Task to carry out: Scan the records below and copy every line that contains the string "artwork".

[Dataset entries]

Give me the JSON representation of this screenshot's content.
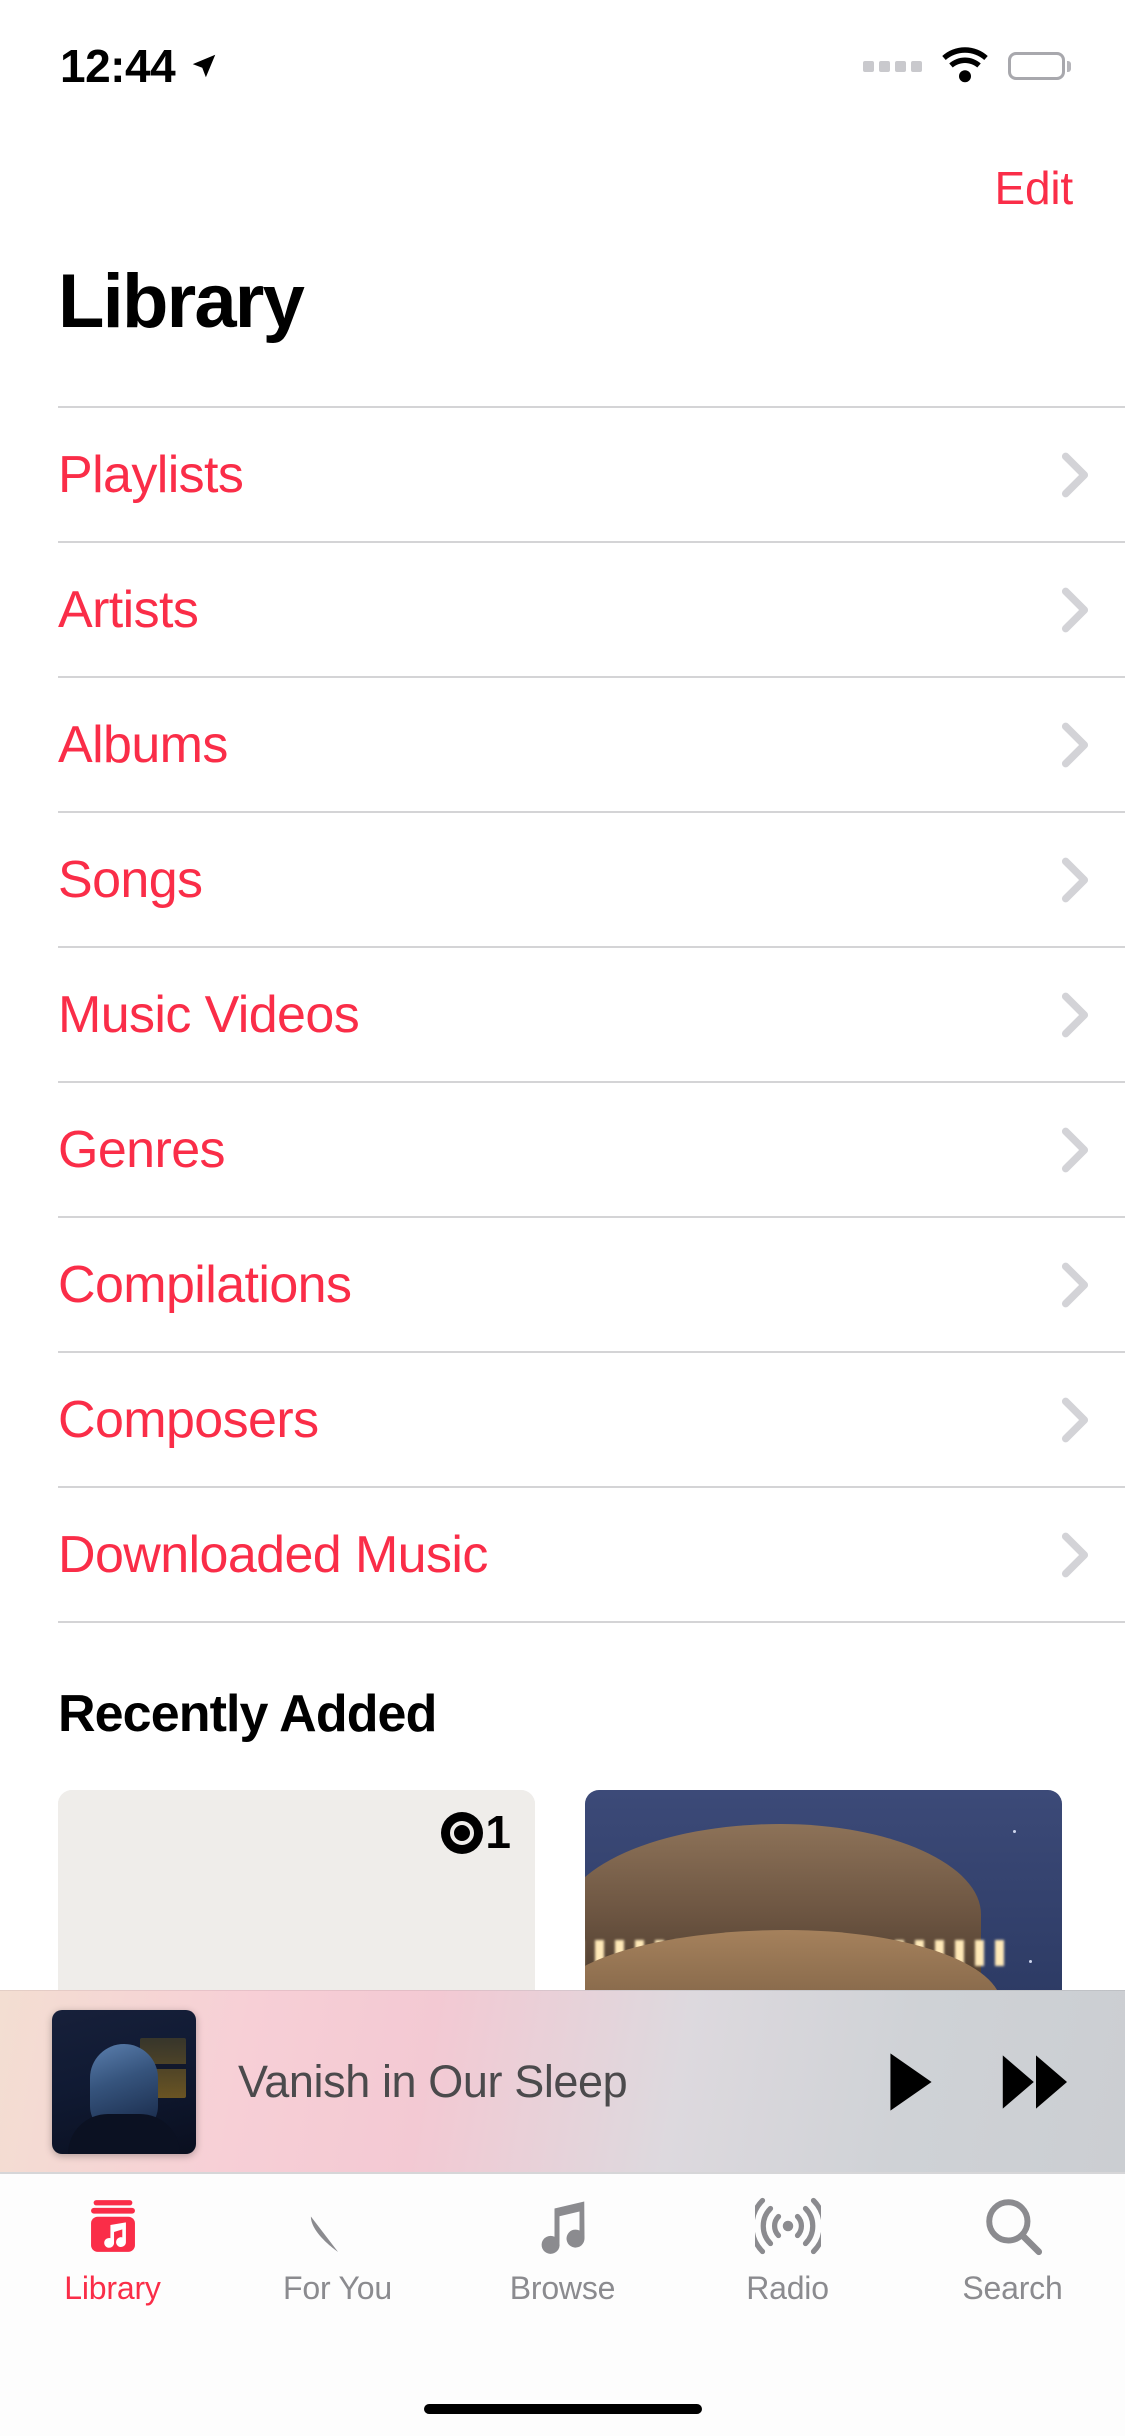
{
  "status_bar": {
    "time": "12:44",
    "location_icon": "location-arrow-icon",
    "signal_icon": "signal-dots-icon",
    "wifi_icon": "wifi-icon",
    "battery_icon": "battery-full-icon"
  },
  "nav": {
    "edit_label": "Edit"
  },
  "page": {
    "title": "Library"
  },
  "library_rows": [
    {
      "label": "Playlists"
    },
    {
      "label": "Artists"
    },
    {
      "label": "Albums"
    },
    {
      "label": "Songs"
    },
    {
      "label": "Music Videos"
    },
    {
      "label": "Genres"
    },
    {
      "label": "Compilations"
    },
    {
      "label": "Composers"
    },
    {
      "label": "Downloaded Music"
    }
  ],
  "recently_added": {
    "heading": "Recently Added",
    "tiles": [
      {
        "name": "beats-1-radio-artwork",
        "badge": "b1",
        "badge_one": "1"
      },
      {
        "name": "carousel-night-album-artwork"
      }
    ]
  },
  "mini_player": {
    "track_title": "Vanish in Our Sleep",
    "artwork_name": "now-playing-artwork",
    "play_icon": "play-icon",
    "forward_icon": "fast-forward-icon"
  },
  "tab_bar": {
    "tabs": [
      {
        "label": "Library",
        "icon": "library-icon",
        "active": true
      },
      {
        "label": "For You",
        "icon": "heart-icon",
        "active": false
      },
      {
        "label": "Browse",
        "icon": "music-note-icon",
        "active": false
      },
      {
        "label": "Radio",
        "icon": "radio-waves-icon",
        "active": false
      },
      {
        "label": "Search",
        "icon": "search-icon",
        "active": false
      }
    ]
  },
  "colors": {
    "accent": "#FA2D48",
    "inactive": "#8b8b8f",
    "divider": "#d4d4d6",
    "text": "#000000"
  }
}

Solution to this task:
        "name": "beats-1-radio-artwork",
        "name": "carousel-night-album-artwork"
    "artwork_name": "now-playing-artwork",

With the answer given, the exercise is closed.